EXERCISE INSTRUCTIONS -> Determine how many lines of the data below contain "Ctrl", then give only that number.

[MATERIAL FOR THIS TASK — start]

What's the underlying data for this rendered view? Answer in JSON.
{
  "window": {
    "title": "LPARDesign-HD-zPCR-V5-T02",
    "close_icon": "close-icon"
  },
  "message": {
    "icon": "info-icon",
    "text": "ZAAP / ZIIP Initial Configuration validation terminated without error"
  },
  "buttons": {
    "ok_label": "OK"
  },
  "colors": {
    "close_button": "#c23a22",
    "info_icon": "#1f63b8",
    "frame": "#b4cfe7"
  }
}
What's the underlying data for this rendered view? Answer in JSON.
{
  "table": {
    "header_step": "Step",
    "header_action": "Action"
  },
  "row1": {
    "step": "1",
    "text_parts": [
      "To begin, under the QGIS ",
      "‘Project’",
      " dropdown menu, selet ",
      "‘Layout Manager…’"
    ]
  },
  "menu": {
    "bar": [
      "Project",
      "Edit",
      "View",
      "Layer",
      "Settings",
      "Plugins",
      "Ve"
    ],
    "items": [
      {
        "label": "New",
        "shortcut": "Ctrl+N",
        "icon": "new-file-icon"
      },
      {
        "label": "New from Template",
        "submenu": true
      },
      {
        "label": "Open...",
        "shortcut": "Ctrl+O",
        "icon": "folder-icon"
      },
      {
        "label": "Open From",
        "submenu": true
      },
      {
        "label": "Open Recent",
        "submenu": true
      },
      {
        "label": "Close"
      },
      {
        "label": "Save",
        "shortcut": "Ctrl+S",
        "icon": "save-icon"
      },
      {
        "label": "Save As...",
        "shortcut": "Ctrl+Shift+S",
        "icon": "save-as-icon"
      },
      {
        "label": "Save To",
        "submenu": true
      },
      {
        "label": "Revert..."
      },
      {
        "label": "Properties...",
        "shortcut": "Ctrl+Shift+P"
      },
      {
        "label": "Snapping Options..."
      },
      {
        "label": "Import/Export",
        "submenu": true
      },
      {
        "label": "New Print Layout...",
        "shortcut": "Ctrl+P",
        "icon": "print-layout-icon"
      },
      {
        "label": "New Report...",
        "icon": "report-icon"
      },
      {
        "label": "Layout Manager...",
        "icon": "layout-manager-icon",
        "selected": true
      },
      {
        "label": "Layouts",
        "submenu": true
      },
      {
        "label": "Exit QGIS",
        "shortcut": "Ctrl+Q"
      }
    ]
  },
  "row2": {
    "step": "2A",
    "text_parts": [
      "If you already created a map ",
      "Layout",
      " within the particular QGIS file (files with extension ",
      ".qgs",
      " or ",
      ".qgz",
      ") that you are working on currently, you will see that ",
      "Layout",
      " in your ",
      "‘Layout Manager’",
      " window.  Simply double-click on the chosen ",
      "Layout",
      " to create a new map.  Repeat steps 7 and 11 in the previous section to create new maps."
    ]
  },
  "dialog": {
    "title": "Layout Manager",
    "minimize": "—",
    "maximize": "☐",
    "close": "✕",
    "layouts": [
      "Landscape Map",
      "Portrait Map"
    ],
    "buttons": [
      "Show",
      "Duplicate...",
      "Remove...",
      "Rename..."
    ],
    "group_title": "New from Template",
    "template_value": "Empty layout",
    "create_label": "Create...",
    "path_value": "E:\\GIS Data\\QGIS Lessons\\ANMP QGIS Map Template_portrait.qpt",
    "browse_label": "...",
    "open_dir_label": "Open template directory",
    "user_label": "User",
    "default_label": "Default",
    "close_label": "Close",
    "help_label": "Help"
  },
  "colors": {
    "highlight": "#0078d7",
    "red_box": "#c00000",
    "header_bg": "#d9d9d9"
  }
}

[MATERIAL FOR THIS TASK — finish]

TASK SOLUTION -> 7